My daughter, once a huge fan of J. Crew clothing, introduced me to the wonderfully-entertaining (if you like words) J. Crew catalogue. Heck with the clothes. There one would find color names that looked more at home in a biosphere than a coloring book. What would I do to be employed by J. Crew, my job not to model clothes and look good (not on my résumé in either case), but to invent creative and sales-inducing names for colors!
This all rushed back to me as I was reading Mark Doty’s The Art of Description, part of Graywolf Press’s “The Art Of” Series. In that book, Doty ventures on a side trip–a Huck Finn-like raft trip, if you will–devoted to poetry writing and the use of color. All poets use colors as part of their descriptive toolbox, but do they keep J. Crew (that famous Lake Poet manual) in mind?
“How does color get onto the page, into the reader’s internal eye?” Doty asks. “Certainly not by naming it,” he concludes.
And yet, as writers, how often do we do just that? In fact, if we use the Word function to search and highlight words we tend to favor (read: overuse), most of us are likely to see a color. For me, it’s green. Yes, I use it creatively at times, but the fact is, it remains your garden-variety GREEN.
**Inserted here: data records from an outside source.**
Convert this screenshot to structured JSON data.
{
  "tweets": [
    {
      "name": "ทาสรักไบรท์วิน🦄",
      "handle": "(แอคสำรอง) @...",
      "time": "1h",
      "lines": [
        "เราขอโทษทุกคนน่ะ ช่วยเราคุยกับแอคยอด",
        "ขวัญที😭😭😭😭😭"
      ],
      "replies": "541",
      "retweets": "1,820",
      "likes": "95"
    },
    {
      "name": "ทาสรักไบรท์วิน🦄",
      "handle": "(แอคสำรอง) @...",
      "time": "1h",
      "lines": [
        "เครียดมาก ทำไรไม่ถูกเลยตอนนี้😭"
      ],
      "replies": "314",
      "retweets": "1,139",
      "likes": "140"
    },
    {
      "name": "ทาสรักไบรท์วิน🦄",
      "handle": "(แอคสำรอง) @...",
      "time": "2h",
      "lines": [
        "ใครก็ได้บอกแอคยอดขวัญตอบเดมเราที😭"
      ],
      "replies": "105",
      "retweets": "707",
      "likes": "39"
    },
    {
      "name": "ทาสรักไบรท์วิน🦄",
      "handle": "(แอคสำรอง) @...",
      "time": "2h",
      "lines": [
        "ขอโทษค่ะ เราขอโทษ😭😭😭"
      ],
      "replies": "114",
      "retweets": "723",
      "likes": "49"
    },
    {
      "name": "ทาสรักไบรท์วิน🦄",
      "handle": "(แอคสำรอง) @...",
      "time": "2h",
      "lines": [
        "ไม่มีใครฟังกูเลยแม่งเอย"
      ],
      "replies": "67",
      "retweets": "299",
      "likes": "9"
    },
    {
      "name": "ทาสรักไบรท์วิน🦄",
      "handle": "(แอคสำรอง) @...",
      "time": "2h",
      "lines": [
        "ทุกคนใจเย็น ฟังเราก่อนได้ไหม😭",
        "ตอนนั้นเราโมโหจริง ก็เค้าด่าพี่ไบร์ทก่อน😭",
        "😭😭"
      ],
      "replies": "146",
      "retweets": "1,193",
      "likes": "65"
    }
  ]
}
To make his point, Doty starts with the term “the red door.” He shows how adding modifiers for different textures as a dimension can improve the description: “the rough, scraped red door.” Then he takes it another step, calling on J. Crew for some how-to:
“Readers may remember when every mailbox in America sported the J. Crew catalog, with its nouveau prep clothes, every T-shirt or sweater available in a range of colors with memorable names: pool, pine, sierra, stone. It’s marketing kitsch, but those writers knew what they were doing; the word not only makes us see the color in a way that a more straightforward name never would, but also invokes an inviting world of associations, the aqua spells of pool, the scented cool of pine. It’s an indirect way of naming, and it avoids the problem of color words that can seem as flat as Crayola hues, and tend to lead to lying anyway. When we refer to leaves as green or bark as brown, we reduce language to a debasing perceptual shorthand. Every leaf is made up of a complex interaction of shades, tones that shift as light does. Watch a Russian olive toss in the wind in sunlight!…What you see is as far from “green” as the appallingly named “flesh” of the crayon boxes of my childhood is from the beautiful variety of human skin. Even to say the phrase “Russian olive” is to bring something of the flashing, always-moving aspect of those leaves with their silvery undersides into speech, if only by association.”
This riff also brings back the basic color rule of never being obvious, repetitive, and insulting to our readers. You don’t say “green leaf” or “white snow” or “blue sky” when that is a reader’s normal association anyway. You employ color only when it defies expectations.
Or at least that’s step one. As Doty (J. Crew catalogue in hand) proves, it’s more subtle than even that. Careful modifiers and associations that might make your readers do the equivalent of clicking “Add to Cart” come into play.
Pretend you have that dream job from J. Crew, in other words. Next time you write a poem, put that cool scent of pine strategy to work!